**Task**
A verbatim copy of the records is required, with all pictures left out.

**Available records**

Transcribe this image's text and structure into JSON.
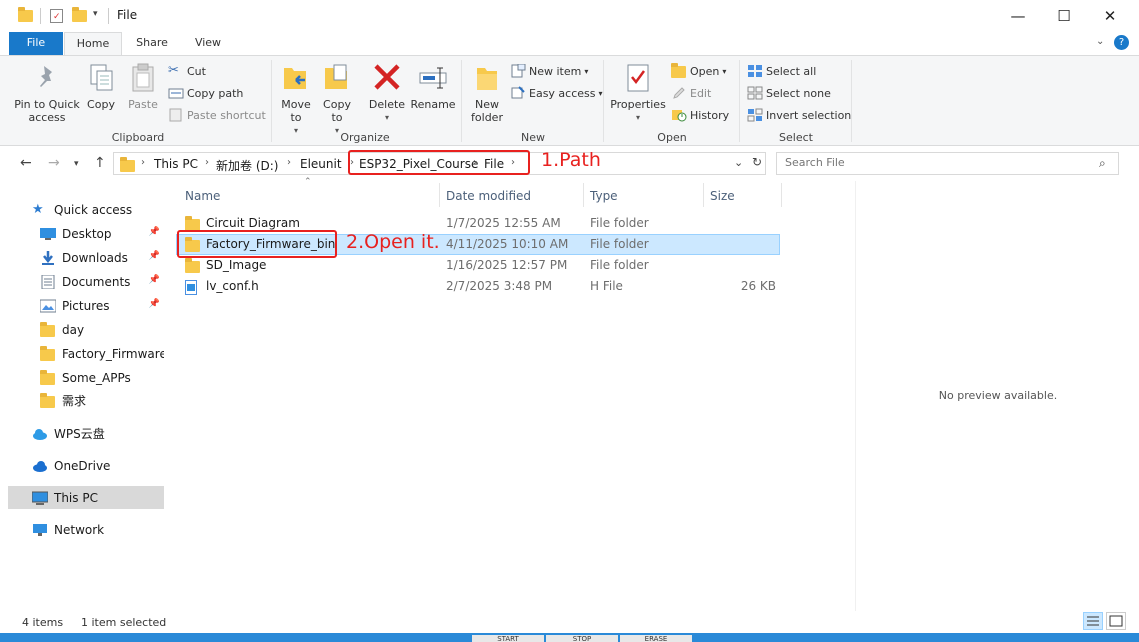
{
  "window": {
    "title": "File",
    "minimize": "—",
    "maximize": "☐",
    "close": "✕"
  },
  "tabs": {
    "file": "File",
    "home": "Home",
    "share": "Share",
    "view": "View"
  },
  "ribbon": {
    "clipboard": {
      "label": "Clipboard",
      "pin": "Pin to Quick access",
      "copy": "Copy",
      "paste": "Paste",
      "cut": "Cut",
      "copy_path": "Copy path",
      "paste_shortcut": "Paste shortcut"
    },
    "organize": {
      "label": "Organize",
      "move_to": "Move to",
      "copy_to": "Copy to",
      "delete": "Delete",
      "rename": "Rename"
    },
    "new": {
      "label": "New",
      "new_folder": "New folder",
      "new_item": "New item",
      "easy_access": "Easy access"
    },
    "open": {
      "label": "Open",
      "properties": "Properties",
      "open": "Open",
      "edit": "Edit",
      "history": "History"
    },
    "select": {
      "label": "Select",
      "select_all": "Select all",
      "select_none": "Select none",
      "invert": "Invert selection"
    }
  },
  "address": {
    "breadcrumbs": [
      "This PC",
      "新加卷 (D:)",
      "Eleunit",
      "ESP32_Pixel_Course",
      "File"
    ]
  },
  "search": {
    "placeholder": "Search File"
  },
  "nav": {
    "quick_access": "Quick access",
    "items": [
      "Desktop",
      "Downloads",
      "Documents",
      "Pictures",
      "day",
      "Factory_Firmware_b",
      "Some_APPs",
      "需求"
    ],
    "wps": "WPS云盘",
    "onedrive": "OneDrive",
    "this_pc": "This PC",
    "network": "Network"
  },
  "columns": {
    "name": "Name",
    "date": "Date modified",
    "type": "Type",
    "size": "Size"
  },
  "files": [
    {
      "name": "Circuit Diagram",
      "date": "1/7/2025 12:55 AM",
      "type": "File folder",
      "size": ""
    },
    {
      "name": "Factory_Firmware_bin",
      "date": "4/11/2025 10:10 AM",
      "type": "File folder",
      "size": ""
    },
    {
      "name": "SD_Image",
      "date": "1/16/2025 12:57 PM",
      "type": "File folder",
      "size": ""
    },
    {
      "name": "lv_conf.h",
      "date": "2/7/2025 3:48 PM",
      "type": "H File",
      "size": "26 KB"
    }
  ],
  "preview": {
    "text": "No preview available."
  },
  "status": {
    "count": "4 items",
    "selected": "1 item selected"
  },
  "taskbar_buttons": [
    "START",
    "STOP",
    "ERASE"
  ],
  "annotations": {
    "path": "1.Path",
    "open": "2.Open it."
  },
  "colors": {
    "accent": "#1979ca",
    "annotation": "#e8211f",
    "selection": "#cce8ff",
    "folder": "#f7c94b"
  }
}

**Expected answer**
Transcribe this image's text and structure into JSON.
{
  "window": {
    "title": "File",
    "minimize": "—",
    "maximize": "☐",
    "close": "✕"
  },
  "tabs": {
    "file": "File",
    "home": "Home",
    "share": "Share",
    "view": "View"
  },
  "ribbon": {
    "clipboard": {
      "label": "Clipboard",
      "pin": "Pin to Quick access",
      "copy": "Copy",
      "paste": "Paste",
      "cut": "Cut",
      "copy_path": "Copy path",
      "paste_shortcut": "Paste shortcut"
    },
    "organize": {
      "label": "Organize",
      "move_to": "Move to",
      "copy_to": "Copy to",
      "delete": "Delete",
      "rename": "Rename"
    },
    "new": {
      "label": "New",
      "new_folder": "New folder",
      "new_item": "New item",
      "easy_access": "Easy access"
    },
    "open": {
      "label": "Open",
      "properties": "Properties",
      "open": "Open",
      "edit": "Edit",
      "history": "History"
    },
    "select": {
      "label": "Select",
      "select_all": "Select all",
      "select_none": "Select none",
      "invert": "Invert selection"
    }
  },
  "address": {
    "breadcrumbs": [
      "This PC",
      "新加卷 (D:)",
      "Eleunit",
      "ESP32_Pixel_Course",
      "File"
    ]
  },
  "search": {
    "placeholder": "Search File"
  },
  "nav": {
    "quick_access": "Quick access",
    "items": [
      "Desktop",
      "Downloads",
      "Documents",
      "Pictures",
      "day",
      "Factory_Firmware_b",
      "Some_APPs",
      "需求"
    ],
    "wps": "WPS云盘",
    "onedrive": "OneDrive",
    "this_pc": "This PC",
    "network": "Network"
  },
  "columns": {
    "name": "Name",
    "date": "Date modified",
    "type": "Type",
    "size": "Size"
  },
  "files": [
    {
      "name": "Circuit Diagram",
      "date": "1/7/2025 12:55 AM",
      "type": "File folder",
      "size": ""
    },
    {
      "name": "Factory_Firmware_bin",
      "date": "4/11/2025 10:10 AM",
      "type": "File folder",
      "size": ""
    },
    {
      "name": "SD_Image",
      "date": "1/16/2025 12:57 PM",
      "type": "File folder",
      "size": ""
    },
    {
      "name": "lv_conf.h",
      "date": "2/7/2025 3:48 PM",
      "type": "H File",
      "size": "26 KB"
    }
  ],
  "preview": {
    "text": "No preview available."
  },
  "status": {
    "count": "4 items",
    "selected": "1 item selected"
  },
  "taskbar_buttons": [
    "START",
    "STOP",
    "ERASE"
  ],
  "annotations": {
    "path": "1.Path",
    "open": "2.Open it."
  },
  "colors": {
    "accent": "#1979ca",
    "annotation": "#e8211f",
    "selection": "#cce8ff",
    "folder": "#f7c94b"
  }
}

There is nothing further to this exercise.